(Beginning of Recorded information)

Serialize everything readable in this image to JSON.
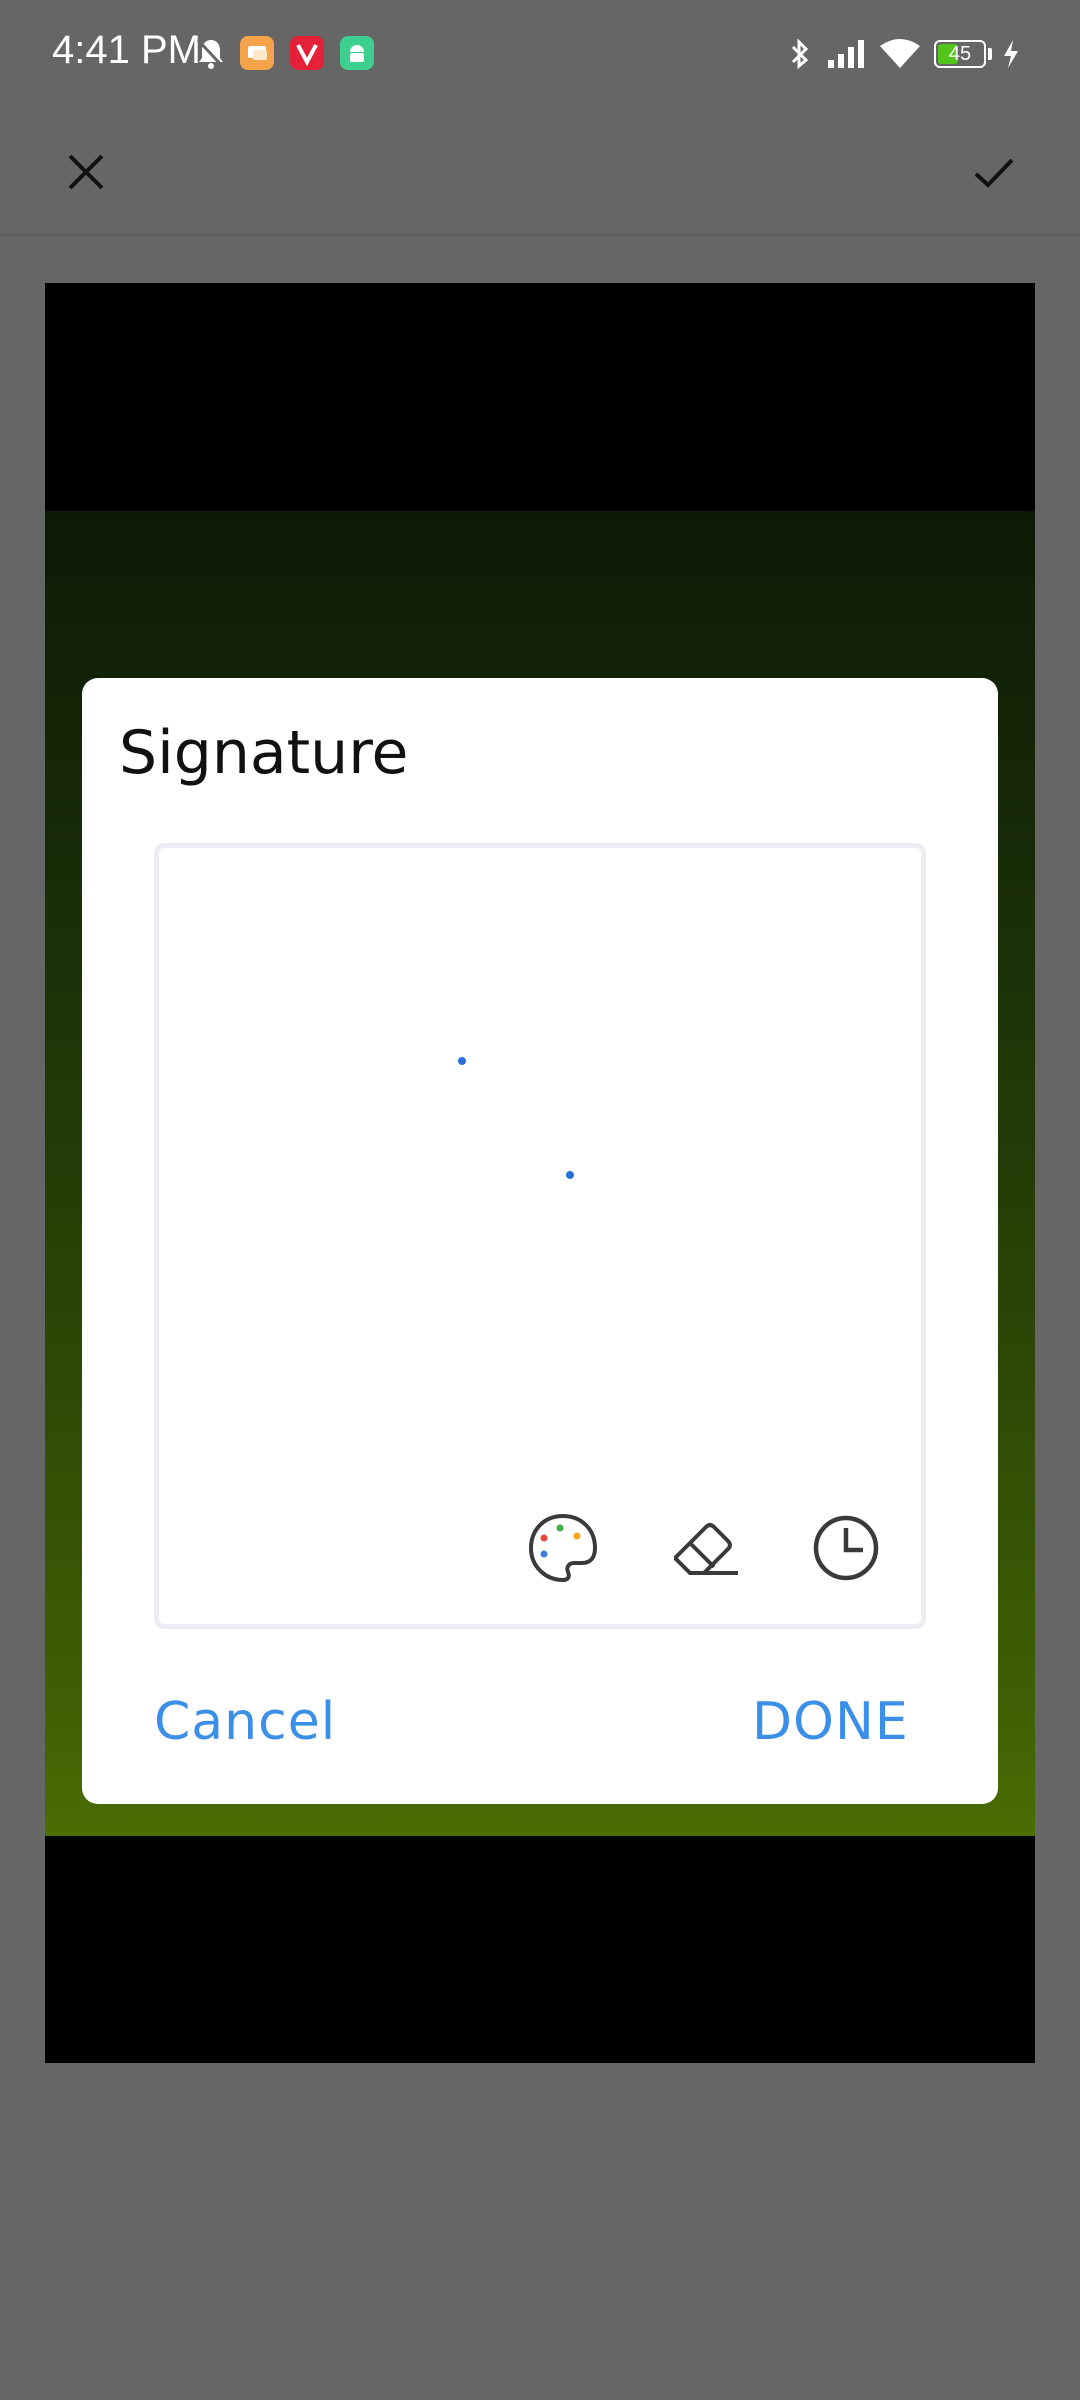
{
  "status_bar": {
    "time": "4:41 PM",
    "battery_level": "45",
    "battery_fraction": 0.45,
    "icons": [
      "mute-bell-icon",
      "chat-app-icon",
      "vivaldi-app-icon",
      "android-app-icon",
      "bluetooth-icon",
      "signal-icon",
      "wifi-icon",
      "battery-icon",
      "charging-icon"
    ]
  },
  "toolbar": {
    "close_icon": "close-icon",
    "confirm_icon": "check-icon"
  },
  "dialog": {
    "title": "Signature",
    "cancel_label": "Cancel",
    "done_label": "DONE",
    "tools": [
      "palette-icon",
      "eraser-icon",
      "history-clock-icon"
    ]
  },
  "colors": {
    "accent": "#3b8fe8",
    "stroke": "#2a6fd6",
    "scrim": "#666666"
  }
}
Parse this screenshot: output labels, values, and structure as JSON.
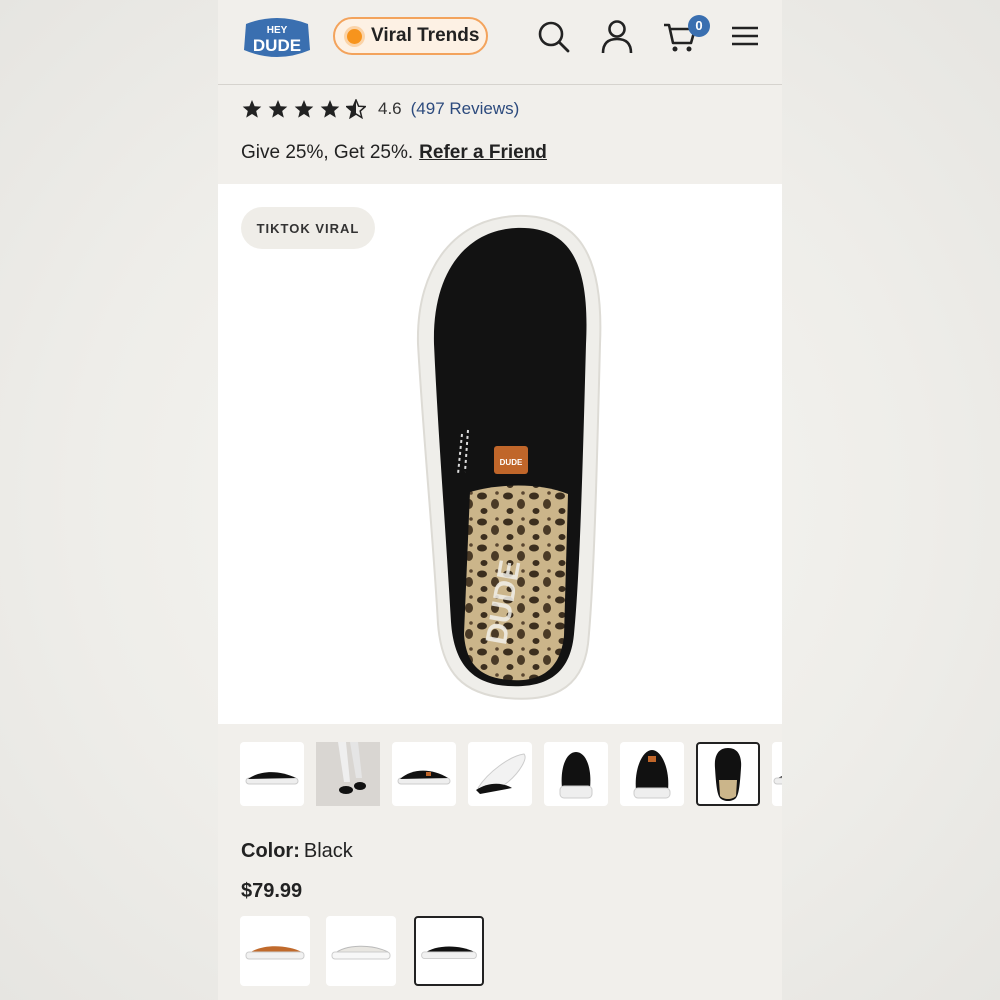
{
  "header": {
    "logo_alt": "HEY DUDE",
    "pill_label": "Viral Trends",
    "cart_count": "0",
    "icons": [
      "search-icon",
      "account-icon",
      "cart-icon",
      "menu-icon"
    ]
  },
  "rating": {
    "value": "4.6",
    "reviews": "(497 Reviews)",
    "stars": 4.5
  },
  "refer": {
    "text": "Give 25%, Get 25%.",
    "link": "Refer a Friend"
  },
  "hero": {
    "tag": "TIKTOK VIRAL"
  },
  "thumbnails": {
    "count": 8,
    "selected_index": 6
  },
  "product": {
    "color_label": "Color:",
    "color_value": "Black",
    "price": "$79.99"
  },
  "swatches": {
    "items": [
      "tan",
      "white",
      "black"
    ],
    "selected_index": 2
  },
  "colors": {
    "accent_orange": "#f7941d",
    "brand_blue": "#3a6fb0",
    "link_blue": "#2c4a7d"
  }
}
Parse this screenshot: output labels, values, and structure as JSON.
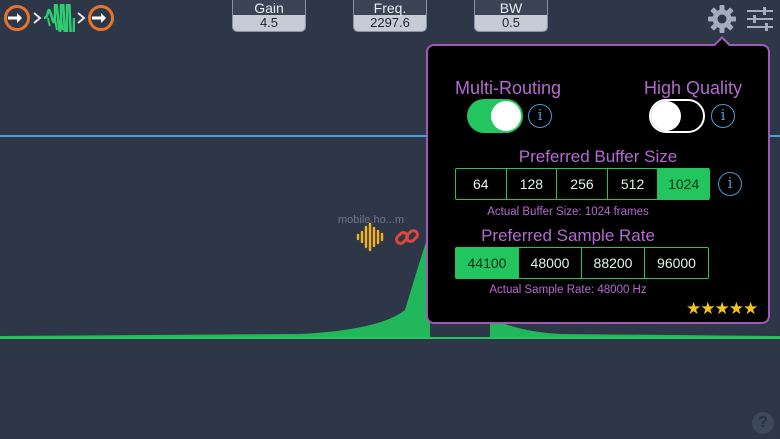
{
  "routing": {
    "input_icon": "arrow-in-circle-icon",
    "effect_icon": "waveform-icon",
    "output_icon": "arrow-out-circle-icon"
  },
  "params": {
    "gain": {
      "label": "Gain",
      "value": "4.5"
    },
    "freq": {
      "label": "Freq.",
      "value": "2297.6"
    },
    "bw": {
      "label": "BW",
      "value": "0.5"
    }
  },
  "toolbar": {
    "settings_icon": "gear-icon",
    "mixer_icon": "sliders-icon"
  },
  "graph": {
    "watermark": "mobile.ho...m",
    "help_label": "?"
  },
  "settings": {
    "multi_routing": {
      "label": "Multi-Routing",
      "on": true
    },
    "high_quality": {
      "label": "High Quality",
      "on": false
    },
    "info_label": "i",
    "buffer": {
      "title": "Preferred Buffer Size",
      "options": [
        "64",
        "128",
        "256",
        "512",
        "1024"
      ],
      "selected": "1024",
      "actual": "Actual Buffer Size: 1024 frames"
    },
    "sample_rate": {
      "title": "Preferred Sample Rate",
      "options": [
        "44100",
        "48000",
        "88200",
        "96000"
      ],
      "selected": "44100",
      "actual": "Actual Sample Rate: 48000 Hz"
    },
    "rating": "★★★★★"
  },
  "colors": {
    "background": "#2d3748",
    "accent_green": "#22c55e",
    "accent_purple": "#b46ad0",
    "accent_blue": "#4a9ad6",
    "routing_orange": "#e8742c"
  }
}
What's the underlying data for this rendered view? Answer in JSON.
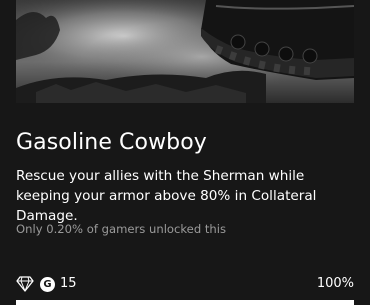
{
  "achievement": {
    "title": "Gasoline Cowboy",
    "description": "Rescue your allies with the Sherman while keeping your armor above 80% in Collateral Damage.",
    "rarity_text": "Only 0.20% of gamers unlocked this",
    "gamerscore_badge": "G",
    "gamerscore": "15",
    "progress_text": "100%",
    "progress_fraction": 1.0,
    "rarity_icon": "diamond-icon",
    "hero_image": "battlefield-tank-artwork"
  },
  "colors": {
    "background": "#171717",
    "text": "#ffffff",
    "muted": "#9a9a9a",
    "progress_track": "#3a3a3a",
    "progress_fill": "#ffffff"
  }
}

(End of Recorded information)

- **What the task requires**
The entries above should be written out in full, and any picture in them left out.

- **Solution to this problem**
Serialize everything readable in this image to JSON.
{
  "status_bar": {
    "time": "4:41 PM",
    "battery_level": "45",
    "battery_fraction": 0.45,
    "icons": [
      "mute-bell-icon",
      "chat-app-icon",
      "vivaldi-app-icon",
      "android-app-icon",
      "bluetooth-icon",
      "signal-icon",
      "wifi-icon",
      "battery-icon",
      "charging-icon"
    ]
  },
  "toolbar": {
    "close_icon": "close-icon",
    "confirm_icon": "check-icon"
  },
  "dialog": {
    "title": "Signature",
    "cancel_label": "Cancel",
    "done_label": "DONE",
    "tools": [
      "palette-icon",
      "eraser-icon",
      "history-clock-icon"
    ]
  },
  "colors": {
    "accent": "#3b8fe8",
    "stroke": "#2a6fd6",
    "scrim": "#666666"
  }
}
Parse this screenshot: output labels, values, and structure as JSON.
{
  "header": {
    "logo_alt": "HEY DUDE",
    "pill_label": "Viral Trends",
    "cart_count": "0",
    "icons": [
      "search-icon",
      "account-icon",
      "cart-icon",
      "menu-icon"
    ]
  },
  "rating": {
    "value": "4.6",
    "reviews": "(497 Reviews)",
    "stars": 4.5
  },
  "refer": {
    "text": "Give 25%, Get 25%.",
    "link": "Refer a Friend"
  },
  "hero": {
    "tag": "TIKTOK VIRAL"
  },
  "thumbnails": {
    "count": 8,
    "selected_index": 6
  },
  "product": {
    "color_label": "Color:",
    "color_value": "Black",
    "price": "$79.99"
  },
  "swatches": {
    "items": [
      "tan",
      "white",
      "black"
    ],
    "selected_index": 2
  },
  "colors": {
    "accent_orange": "#f7941d",
    "brand_blue": "#3a6fb0",
    "link_blue": "#2c4a7d"
  }
}
Parse this screenshot: output labels, values, and structure as JSON.
{
  "routing": {
    "input_icon": "arrow-in-circle-icon",
    "effect_icon": "waveform-icon",
    "output_icon": "arrow-out-circle-icon"
  },
  "params": {
    "gain": {
      "label": "Gain",
      "value": "4.5"
    },
    "freq": {
      "label": "Freq.",
      "value": "2297.6"
    },
    "bw": {
      "label": "BW",
      "value": "0.5"
    }
  },
  "toolbar": {
    "settings_icon": "gear-icon",
    "mixer_icon": "sliders-icon"
  },
  "graph": {
    "watermark": "mobile.ho...m",
    "help_label": "?"
  },
  "settings": {
    "multi_routing": {
      "label": "Multi-Routing",
      "on": true
    },
    "high_quality": {
      "label": "High Quality",
      "on": false
    },
    "info_label": "i",
    "buffer": {
      "title": "Preferred Buffer Size",
      "options": [
        "64",
        "128",
        "256",
        "512",
        "1024"
      ],
      "selected": "1024",
      "actual": "Actual Buffer Size: 1024 frames"
    },
    "sample_rate": {
      "title": "Preferred Sample Rate",
      "options": [
        "44100",
        "48000",
        "88200",
        "96000"
      ],
      "selected": "44100",
      "actual": "Actual Sample Rate: 48000 Hz"
    },
    "rating": "★★★★★"
  },
  "colors": {
    "background": "#2d3748",
    "accent_green": "#22c55e",
    "accent_purple": "#b46ad0",
    "accent_blue": "#4a9ad6",
    "routing_orange": "#e8742c"
  }
}
What's the underlying data for this rendered view? Answer in JSON.
{
  "achievement": {
    "title": "Gasoline Cowboy",
    "description": "Rescue your allies with the Sherman while keeping your armor above 80% in Collateral Damage.",
    "rarity_text": "Only 0.20% of gamers unlocked this",
    "gamerscore_badge": "G",
    "gamerscore": "15",
    "progress_text": "100%",
    "progress_fraction": 1.0,
    "rarity_icon": "diamond-icon",
    "hero_image": "battlefield-tank-artwork"
  },
  "colors": {
    "background": "#171717",
    "text": "#ffffff",
    "muted": "#9a9a9a",
    "progress_track": "#3a3a3a",
    "progress_fill": "#ffffff"
  }
}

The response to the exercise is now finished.